*** Opening Exercise data ***

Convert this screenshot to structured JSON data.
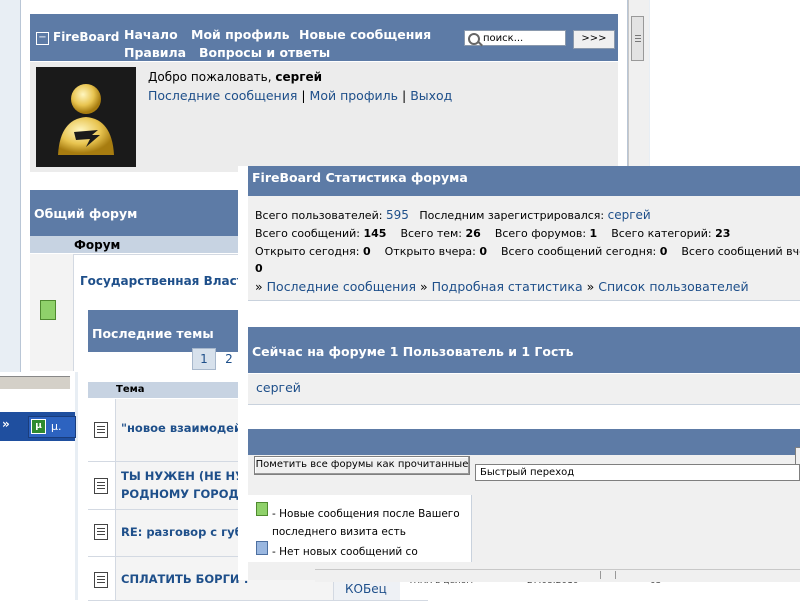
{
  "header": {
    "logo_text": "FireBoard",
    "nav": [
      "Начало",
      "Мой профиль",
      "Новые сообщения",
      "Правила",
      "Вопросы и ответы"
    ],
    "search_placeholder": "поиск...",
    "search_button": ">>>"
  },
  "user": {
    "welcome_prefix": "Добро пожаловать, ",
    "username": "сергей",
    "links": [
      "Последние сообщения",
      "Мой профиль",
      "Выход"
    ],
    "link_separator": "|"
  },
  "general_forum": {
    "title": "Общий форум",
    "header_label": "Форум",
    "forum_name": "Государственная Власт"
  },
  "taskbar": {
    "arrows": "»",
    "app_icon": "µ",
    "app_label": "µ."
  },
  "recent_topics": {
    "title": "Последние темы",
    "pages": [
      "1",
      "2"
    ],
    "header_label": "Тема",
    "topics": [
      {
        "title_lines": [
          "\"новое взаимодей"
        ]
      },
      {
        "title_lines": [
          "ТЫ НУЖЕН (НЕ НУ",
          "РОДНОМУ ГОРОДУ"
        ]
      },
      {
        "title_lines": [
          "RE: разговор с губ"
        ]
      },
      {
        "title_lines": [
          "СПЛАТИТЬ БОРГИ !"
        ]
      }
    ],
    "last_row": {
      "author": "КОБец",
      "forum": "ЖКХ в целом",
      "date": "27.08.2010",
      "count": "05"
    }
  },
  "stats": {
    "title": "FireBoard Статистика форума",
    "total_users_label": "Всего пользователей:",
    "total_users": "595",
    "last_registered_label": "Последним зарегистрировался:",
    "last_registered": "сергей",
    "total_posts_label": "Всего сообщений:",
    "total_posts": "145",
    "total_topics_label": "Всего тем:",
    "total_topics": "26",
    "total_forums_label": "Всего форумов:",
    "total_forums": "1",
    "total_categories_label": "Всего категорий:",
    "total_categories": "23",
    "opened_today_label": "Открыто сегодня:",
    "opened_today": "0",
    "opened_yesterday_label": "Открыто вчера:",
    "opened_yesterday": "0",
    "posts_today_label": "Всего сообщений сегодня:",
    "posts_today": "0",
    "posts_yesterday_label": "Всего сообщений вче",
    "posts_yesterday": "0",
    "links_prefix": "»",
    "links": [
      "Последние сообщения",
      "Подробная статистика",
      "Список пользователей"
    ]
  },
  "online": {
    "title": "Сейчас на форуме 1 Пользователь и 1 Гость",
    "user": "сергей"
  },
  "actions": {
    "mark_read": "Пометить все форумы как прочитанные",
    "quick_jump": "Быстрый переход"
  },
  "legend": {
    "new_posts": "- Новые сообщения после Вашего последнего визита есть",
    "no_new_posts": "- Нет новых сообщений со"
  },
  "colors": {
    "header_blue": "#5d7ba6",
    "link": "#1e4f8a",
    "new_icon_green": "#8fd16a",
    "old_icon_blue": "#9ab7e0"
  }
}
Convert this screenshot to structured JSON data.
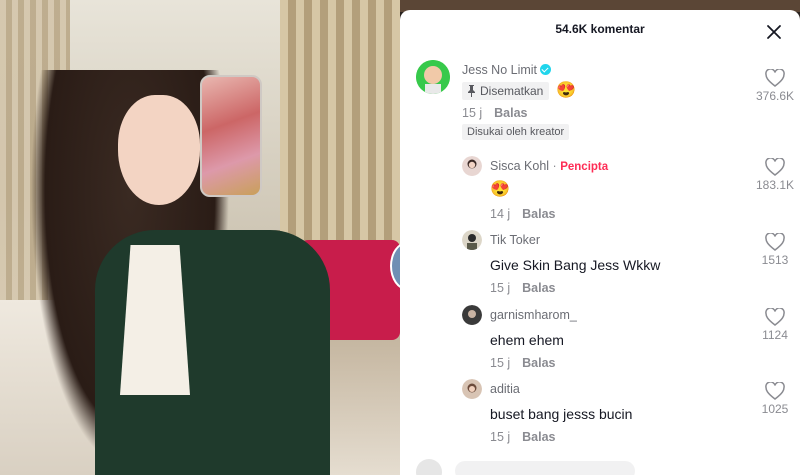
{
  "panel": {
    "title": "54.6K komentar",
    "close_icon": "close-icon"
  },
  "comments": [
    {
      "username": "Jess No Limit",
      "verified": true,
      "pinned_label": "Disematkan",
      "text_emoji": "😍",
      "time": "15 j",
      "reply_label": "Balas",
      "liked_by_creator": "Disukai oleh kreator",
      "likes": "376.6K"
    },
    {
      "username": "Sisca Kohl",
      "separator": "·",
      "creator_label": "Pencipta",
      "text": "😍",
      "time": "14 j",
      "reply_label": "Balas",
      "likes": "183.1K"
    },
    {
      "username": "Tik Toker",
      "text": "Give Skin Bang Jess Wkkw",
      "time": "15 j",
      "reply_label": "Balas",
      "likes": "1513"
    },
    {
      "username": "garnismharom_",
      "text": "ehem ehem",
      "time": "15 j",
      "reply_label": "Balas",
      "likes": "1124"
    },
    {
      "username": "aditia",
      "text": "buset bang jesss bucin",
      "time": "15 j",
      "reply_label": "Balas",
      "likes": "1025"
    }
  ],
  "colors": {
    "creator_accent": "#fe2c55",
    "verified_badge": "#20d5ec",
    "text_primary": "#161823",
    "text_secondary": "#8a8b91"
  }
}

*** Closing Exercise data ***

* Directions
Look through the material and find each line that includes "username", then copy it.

* Your response
    "username": "сергей",
      "username": "Jess No Limit",
      "username": "Sisca Kohl",
      "username": "Tik Toker",
      "username": "garnismharom_",
      "username": "aditia",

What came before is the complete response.